Rio Tinto rejects a merger approach from smaller rival Glencore to create a $160 billion mining and trading giant. As Hayley Platt reports the news sent shares in both firms up.

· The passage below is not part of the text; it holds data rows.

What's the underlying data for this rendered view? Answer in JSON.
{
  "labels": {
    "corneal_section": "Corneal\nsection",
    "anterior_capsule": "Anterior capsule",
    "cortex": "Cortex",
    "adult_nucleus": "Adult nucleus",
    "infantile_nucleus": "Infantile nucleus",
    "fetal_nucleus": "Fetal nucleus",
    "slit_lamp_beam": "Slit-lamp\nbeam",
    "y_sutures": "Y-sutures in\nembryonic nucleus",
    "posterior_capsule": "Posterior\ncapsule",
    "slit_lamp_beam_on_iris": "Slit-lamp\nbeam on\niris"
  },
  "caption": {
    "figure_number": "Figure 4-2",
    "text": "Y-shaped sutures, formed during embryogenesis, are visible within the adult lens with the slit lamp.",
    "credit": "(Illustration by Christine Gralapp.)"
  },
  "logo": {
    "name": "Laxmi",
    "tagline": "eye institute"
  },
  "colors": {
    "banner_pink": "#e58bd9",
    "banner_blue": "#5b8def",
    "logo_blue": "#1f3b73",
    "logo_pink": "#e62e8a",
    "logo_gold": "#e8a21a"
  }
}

It would have created the world's biggest mining and trading group worth a $160 billion dollars. But Rio Tinto has turned down an offer from its smaller rival Glencore. Shares in both companies rose 4-5 percent on the news. The approach came as the price of iron ore - which made up 92% of Rio's first half profits - is at five year lows. Quentin Webb is from Reuters Breakingviews. SOUNDBITE: Quentin Webb, Associate Editor, Reuters BreakingViews, saying (English): "As a Rio shareholder, you probably think Glencore is being a bit opportunistic here. They're moving in at a very low point for Rio and of course the idea of a merger is a little bit suspicious because who's going to come out on top in that merger." Any deal would need the approval of Rio's Chinese investors. Chinalco bought a 10 percent stake in the Australian miner 5 years ago when its shares were double their current value. Shareholders also say most of the market sees Rio as currently at least 30% undervalued - meaning Glencore would have to go hostile with any new offer. SOUNDBITE: Quentin Webb, Associate Editor, Reuters BreakingViews, saying (English): "At the moment there seems to be no live discussions so it maybe where this is where it stands, the question for Rio is where the iron ore price moves to in the future. If it continues to tank, remember this is almost all the kind of operating profit that's at Rio at the moment then they come under more and more pressure." Glencore is no stranger to big deals - it bought rival Xstrata two years ago in the sector's biggest ever takeover. Adding Rio would give it instant scale in iron ore and a dual-listing to match rival BHP. Some estimate the two could also save $500 million dollars by simply combining their neighbouring coal operations in Australia.